Of course, there's a fine line to be walked in ensuring you aren't ruled by your mistakes. Don't rehash them to punish yourself or to embarrass someone else. In the words of the famous philosopher Jake the Dog, "sucking at something is the first step towards being sorta good at something." Remember that, as you pull apart errors that were made and seek ways to improve for next time.
While teaching, I learned that kids aren't afraid to make mistakes like adults are. The reason you don't draw or write stories like you did when you were a kid is because you're a lot more afraid of failure than you used to be. That's fine—people are much more demanding of success and perfection in adults, and kids are "allowed" to make mistakes. The thing is, so are you. Just make sure you learn from them. The best way to do that is to surround yourself with a team that will work together to improve together.
At the end of the day, regardless of what Magic is to you—a hobby, a passion, a livelihood—the fundamental reason we all play it is the same. It's the best game in the world, and just about the most fun you can have while not on a speedboat (we all know speedboats are the optimal fun-generating activity). You should never lose sight of that, ever—and especially not when you're sharing fortunes with teammates.
Win, lose or draw, keep your chin up. Celebrate your successes, no matter how small—if the teammate you're both carrying finally remembers to untap before they draw as you pick up your fifth loss, celebrate it. Find something positive to share about the experiences you have, regardless of whether it's a Top 4 finish or the fact you never forgot a Pirate's Cutlass trigger.
Conversely, support your teammates and drag them out of troughs, kicking and screaming if you have to. Tell them they did a good job, and help them see how they can do an even better job next time. Losing sucks, and threatens to bring the mood down for an entire team—but don't let it. X-1? Still a loss to give. X-2? Time to really bring the heat. X-3 or X-4? Still good for cash and points. X-5 or worse? You've spent a tournament with good mates and built memories that will last a lifetime. That's worth a lot.
If you take a single piece of advice away from this section or even this article, it is this: never criticize your teammates in front of an opponent. Don't ever, ever do this. It's the quickest way to undo team unity, build resentment, and foster bad blood—and will have repercussions outside of the tournament. There's a time and a place to review how your team performed, but it's not at the table. Never criticize your teammates in front of an opponent.
Working on a team is one of the greatest challenges of adulthood, and when we were kids we learnt how to do it as our parents forced us to share our Game Boys with younger siblings or to hang out with that weird kid that came to school with their pants on back-to-front. The truth of it is that these are critical skills that help you succeed in all walks of life—all of the points discussed today are equally applicable in professional or social settings.
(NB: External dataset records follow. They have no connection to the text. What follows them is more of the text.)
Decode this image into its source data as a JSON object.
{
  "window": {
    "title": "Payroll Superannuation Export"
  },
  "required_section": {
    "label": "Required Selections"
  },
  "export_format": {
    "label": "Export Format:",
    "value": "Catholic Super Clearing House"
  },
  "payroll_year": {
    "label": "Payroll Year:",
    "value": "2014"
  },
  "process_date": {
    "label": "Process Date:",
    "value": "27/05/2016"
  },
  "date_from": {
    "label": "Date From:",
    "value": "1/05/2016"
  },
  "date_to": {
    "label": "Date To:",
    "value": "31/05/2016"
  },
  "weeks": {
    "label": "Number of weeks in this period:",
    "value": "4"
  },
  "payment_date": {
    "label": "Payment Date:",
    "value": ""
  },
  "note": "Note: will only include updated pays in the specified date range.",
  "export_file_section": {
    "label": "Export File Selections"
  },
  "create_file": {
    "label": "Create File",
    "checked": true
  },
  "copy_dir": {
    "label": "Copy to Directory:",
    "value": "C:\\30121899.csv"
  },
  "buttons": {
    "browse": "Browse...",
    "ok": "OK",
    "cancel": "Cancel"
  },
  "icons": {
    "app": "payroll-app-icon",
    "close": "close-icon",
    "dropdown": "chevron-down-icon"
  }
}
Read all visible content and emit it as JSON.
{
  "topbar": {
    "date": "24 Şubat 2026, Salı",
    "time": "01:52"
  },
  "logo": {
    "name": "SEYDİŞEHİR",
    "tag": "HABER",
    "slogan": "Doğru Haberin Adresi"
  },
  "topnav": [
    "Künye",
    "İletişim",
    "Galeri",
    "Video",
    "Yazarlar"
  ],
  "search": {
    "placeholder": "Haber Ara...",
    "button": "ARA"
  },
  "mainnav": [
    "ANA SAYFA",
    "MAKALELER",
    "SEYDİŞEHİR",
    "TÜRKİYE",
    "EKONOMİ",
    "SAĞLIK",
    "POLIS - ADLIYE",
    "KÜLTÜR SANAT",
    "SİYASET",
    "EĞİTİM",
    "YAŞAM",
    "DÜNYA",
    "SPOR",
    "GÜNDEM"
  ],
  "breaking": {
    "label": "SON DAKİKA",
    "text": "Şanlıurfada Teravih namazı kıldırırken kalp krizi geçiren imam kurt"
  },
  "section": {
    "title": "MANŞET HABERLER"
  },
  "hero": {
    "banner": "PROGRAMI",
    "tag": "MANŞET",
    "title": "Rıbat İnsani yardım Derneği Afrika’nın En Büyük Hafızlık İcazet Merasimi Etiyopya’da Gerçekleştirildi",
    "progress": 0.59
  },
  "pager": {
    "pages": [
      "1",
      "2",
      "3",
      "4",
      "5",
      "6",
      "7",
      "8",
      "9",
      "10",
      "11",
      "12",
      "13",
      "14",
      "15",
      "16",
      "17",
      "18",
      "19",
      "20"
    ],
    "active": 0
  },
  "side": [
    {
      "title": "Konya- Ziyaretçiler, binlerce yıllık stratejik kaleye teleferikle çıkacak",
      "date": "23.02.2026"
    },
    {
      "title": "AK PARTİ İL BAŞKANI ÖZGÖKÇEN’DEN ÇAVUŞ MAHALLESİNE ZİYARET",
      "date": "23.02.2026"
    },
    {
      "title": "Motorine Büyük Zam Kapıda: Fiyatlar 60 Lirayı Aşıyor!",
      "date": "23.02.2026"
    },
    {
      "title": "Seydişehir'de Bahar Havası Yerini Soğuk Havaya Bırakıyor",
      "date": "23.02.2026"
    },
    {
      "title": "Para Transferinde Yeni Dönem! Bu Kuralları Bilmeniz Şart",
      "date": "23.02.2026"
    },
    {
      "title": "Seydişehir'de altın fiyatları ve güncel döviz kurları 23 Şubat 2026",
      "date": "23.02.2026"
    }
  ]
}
You will do your team, and by extension yourself, a huge favor if you keep these ideas in mind when contesting team events. Whether it's at a GP in the coming weeks and months or even at the (hugely exciting) team Pro Tour next year, every team of every ability level will benefit from communication, collaboration, trust, reflection, and—most importantly—positivity.
- Riley Knight